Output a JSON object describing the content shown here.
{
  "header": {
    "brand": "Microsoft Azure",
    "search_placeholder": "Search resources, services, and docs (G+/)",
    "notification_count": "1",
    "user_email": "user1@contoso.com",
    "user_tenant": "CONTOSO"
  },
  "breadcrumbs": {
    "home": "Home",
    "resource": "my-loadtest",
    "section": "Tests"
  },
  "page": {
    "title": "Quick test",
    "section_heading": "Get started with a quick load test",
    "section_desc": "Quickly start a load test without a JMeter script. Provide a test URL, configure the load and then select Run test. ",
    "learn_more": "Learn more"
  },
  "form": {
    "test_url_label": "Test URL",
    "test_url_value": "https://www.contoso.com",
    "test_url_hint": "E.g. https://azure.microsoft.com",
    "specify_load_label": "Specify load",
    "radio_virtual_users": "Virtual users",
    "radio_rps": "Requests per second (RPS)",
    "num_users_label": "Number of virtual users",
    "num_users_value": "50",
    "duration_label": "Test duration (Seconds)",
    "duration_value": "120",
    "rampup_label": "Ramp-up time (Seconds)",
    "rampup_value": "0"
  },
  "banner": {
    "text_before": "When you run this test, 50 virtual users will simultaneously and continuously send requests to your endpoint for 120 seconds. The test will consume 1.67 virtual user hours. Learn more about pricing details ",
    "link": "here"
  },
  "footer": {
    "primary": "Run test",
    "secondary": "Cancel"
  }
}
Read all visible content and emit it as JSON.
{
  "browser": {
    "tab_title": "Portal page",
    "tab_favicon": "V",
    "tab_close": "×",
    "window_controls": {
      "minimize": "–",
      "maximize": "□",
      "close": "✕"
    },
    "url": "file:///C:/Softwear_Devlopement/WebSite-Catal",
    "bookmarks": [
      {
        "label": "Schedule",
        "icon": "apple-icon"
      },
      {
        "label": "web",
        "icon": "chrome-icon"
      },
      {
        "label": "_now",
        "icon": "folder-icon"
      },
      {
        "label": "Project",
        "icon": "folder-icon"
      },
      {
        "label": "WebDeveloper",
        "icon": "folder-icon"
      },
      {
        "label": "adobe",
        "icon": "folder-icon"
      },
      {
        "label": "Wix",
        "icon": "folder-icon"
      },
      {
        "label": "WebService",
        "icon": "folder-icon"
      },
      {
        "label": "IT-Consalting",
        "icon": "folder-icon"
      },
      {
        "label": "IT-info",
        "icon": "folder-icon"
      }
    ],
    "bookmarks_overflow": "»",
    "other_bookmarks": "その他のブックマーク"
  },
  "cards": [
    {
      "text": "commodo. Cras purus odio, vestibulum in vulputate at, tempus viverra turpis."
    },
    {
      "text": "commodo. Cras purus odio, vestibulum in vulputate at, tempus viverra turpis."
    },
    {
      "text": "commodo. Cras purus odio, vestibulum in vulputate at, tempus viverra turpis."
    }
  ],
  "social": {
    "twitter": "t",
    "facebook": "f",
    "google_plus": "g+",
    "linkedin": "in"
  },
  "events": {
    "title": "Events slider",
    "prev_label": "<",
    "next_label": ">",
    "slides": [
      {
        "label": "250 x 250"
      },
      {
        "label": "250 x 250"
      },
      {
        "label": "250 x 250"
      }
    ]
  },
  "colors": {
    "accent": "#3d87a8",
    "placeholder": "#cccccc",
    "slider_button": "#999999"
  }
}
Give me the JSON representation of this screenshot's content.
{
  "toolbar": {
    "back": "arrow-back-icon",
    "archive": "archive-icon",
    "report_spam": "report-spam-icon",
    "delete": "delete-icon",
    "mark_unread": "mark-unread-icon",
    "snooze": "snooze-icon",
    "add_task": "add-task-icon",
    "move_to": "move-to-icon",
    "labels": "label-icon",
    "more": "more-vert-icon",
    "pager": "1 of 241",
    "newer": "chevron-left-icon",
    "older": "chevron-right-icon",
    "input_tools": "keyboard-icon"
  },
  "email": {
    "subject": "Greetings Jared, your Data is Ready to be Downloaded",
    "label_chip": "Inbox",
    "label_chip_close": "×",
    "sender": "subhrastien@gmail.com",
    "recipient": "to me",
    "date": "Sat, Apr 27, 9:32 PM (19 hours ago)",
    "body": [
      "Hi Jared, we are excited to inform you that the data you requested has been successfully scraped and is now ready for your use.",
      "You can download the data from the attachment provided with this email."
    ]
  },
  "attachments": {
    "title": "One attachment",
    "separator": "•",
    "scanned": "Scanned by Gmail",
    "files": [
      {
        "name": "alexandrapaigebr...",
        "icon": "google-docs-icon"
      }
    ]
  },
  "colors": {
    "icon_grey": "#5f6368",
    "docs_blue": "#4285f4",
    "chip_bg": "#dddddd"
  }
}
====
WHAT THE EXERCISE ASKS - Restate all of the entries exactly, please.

SOLUTION TO THE EXERCISE -
Output a JSON object describing the content shown here.
{
  "header": {
    "brand": "Microsoft Azure",
    "search_placeholder": "Search resources, services, and docs (G+/)",
    "notification_count": "1",
    "user_email": "user1@contoso.com",
    "user_tenant": "CONTOSO"
  },
  "breadcrumbs": {
    "home": "Home",
    "resource": "my-loadtest",
    "section": "Tests"
  },
  "page": {
    "title": "Quick test",
    "section_heading": "Get started with a quick load test",
    "section_desc": "Quickly start a load test without a JMeter script. Provide a test URL, configure the load and then select Run test. ",
    "learn_more": "Learn more"
  },
  "form": {
    "test_url_label": "Test URL",
    "test_url_value": "https://www.contoso.com",
    "test_url_hint": "E.g. https://azure.microsoft.com",
    "specify_load_label": "Specify load",
    "radio_virtual_users": "Virtual users",
    "radio_rps": "Requests per second (RPS)",
    "num_users_label": "Number of virtual users",
    "num_users_value": "50",
    "duration_label": "Test duration (Seconds)",
    "duration_value": "120",
    "rampup_label": "Ramp-up time (Seconds)",
    "rampup_value": "0"
  },
  "banner": {
    "text_before": "When you run this test, 50 virtual users will simultaneously and continuously send requests to your endpoint for 120 seconds. The test will consume 1.67 virtual user hours. Learn more about pricing details ",
    "link": "here"
  },
  "footer": {
    "primary": "Run test",
    "secondary": "Cancel"
  }
}
Read all visible content and emit it as JSON.
{
  "browser": {
    "tab_title": "Portal page",
    "tab_favicon": "V",
    "tab_close": "×",
    "window_controls": {
      "minimize": "–",
      "maximize": "□",
      "close": "✕"
    },
    "url": "file:///C:/Softwear_Devlopement/WebSite-Catal",
    "bookmarks": [
      {
        "label": "Schedule",
        "icon": "apple-icon"
      },
      {
        "label": "web",
        "icon": "chrome-icon"
      },
      {
        "label": "_now",
        "icon": "folder-icon"
      },
      {
        "label": "Project",
        "icon": "folder-icon"
      },
      {
        "label": "WebDeveloper",
        "icon": "folder-icon"
      },
      {
        "label": "adobe",
        "icon": "folder-icon"
      },
      {
        "label": "Wix",
        "icon": "folder-icon"
      },
      {
        "label": "WebService",
        "icon": "folder-icon"
      },
      {
        "label": "IT-Consalting",
        "icon": "folder-icon"
      },
      {
        "label": "IT-info",
        "icon": "folder-icon"
      }
    ],
    "bookmarks_overflow": "»",
    "other_bookmarks": "その他のブックマーク"
  },
  "cards": [
    {
      "text": "commodo. Cras purus odio, vestibulum in vulputate at, tempus viverra turpis."
    },
    {
      "text": "commodo. Cras purus odio, vestibulum in vulputate at, tempus viverra turpis."
    },
    {
      "text": "commodo. Cras purus odio, vestibulum in vulputate at, tempus viverra turpis."
    }
  ],
  "social": {
    "twitter": "t",
    "facebook": "f",
    "google_plus": "g+",
    "linkedin": "in"
  },
  "events": {
    "title": "Events slider",
    "prev_label": "<",
    "next_label": ">",
    "slides": [
      {
        "label": "250 x 250"
      },
      {
        "label": "250 x 250"
      },
      {
        "label": "250 x 250"
      }
    ]
  },
  "colors": {
    "accent": "#3d87a8",
    "placeholder": "#cccccc",
    "slider_button": "#999999"
  }
}
Give me the JSON representation of this screenshot's content.
{
  "toolbar": {
    "back": "arrow-back-icon",
    "archive": "archive-icon",
    "report_spam": "report-spam-icon",
    "delete": "delete-icon",
    "mark_unread": "mark-unread-icon",
    "snooze": "snooze-icon",
    "add_task": "add-task-icon",
    "move_to": "move-to-icon",
    "labels": "label-icon",
    "more": "more-vert-icon",
    "pager": "1 of 241",
    "newer": "chevron-left-icon",
    "older": "chevron-right-icon",
    "input_tools": "keyboard-icon"
  },
  "email": {
    "subject": "Greetings Jared, your Data is Ready to be Downloaded",
    "label_chip": "Inbox",
    "label_chip_close": "×",
    "sender": "subhrastien@gmail.com",
    "recipient": "to me",
    "date": "Sat, Apr 27, 9:32 PM (19 hours ago)",
    "body": [
      "Hi Jared, we are excited to inform you that the data you requested has been successfully scraped and is now ready for your use.",
      "You can download the data from the attachment provided with this email."
    ]
  },
  "attachments": {
    "title": "One attachment",
    "separator": "•",
    "scanned": "Scanned by Gmail",
    "files": [
      {
        "name": "alexandrapaigebr...",
        "icon": "google-docs-icon"
      }
    ]
  },
  "colors": {
    "icon_grey": "#5f6368",
    "docs_blue": "#4285f4",
    "chip_bg": "#dddddd"
  }
}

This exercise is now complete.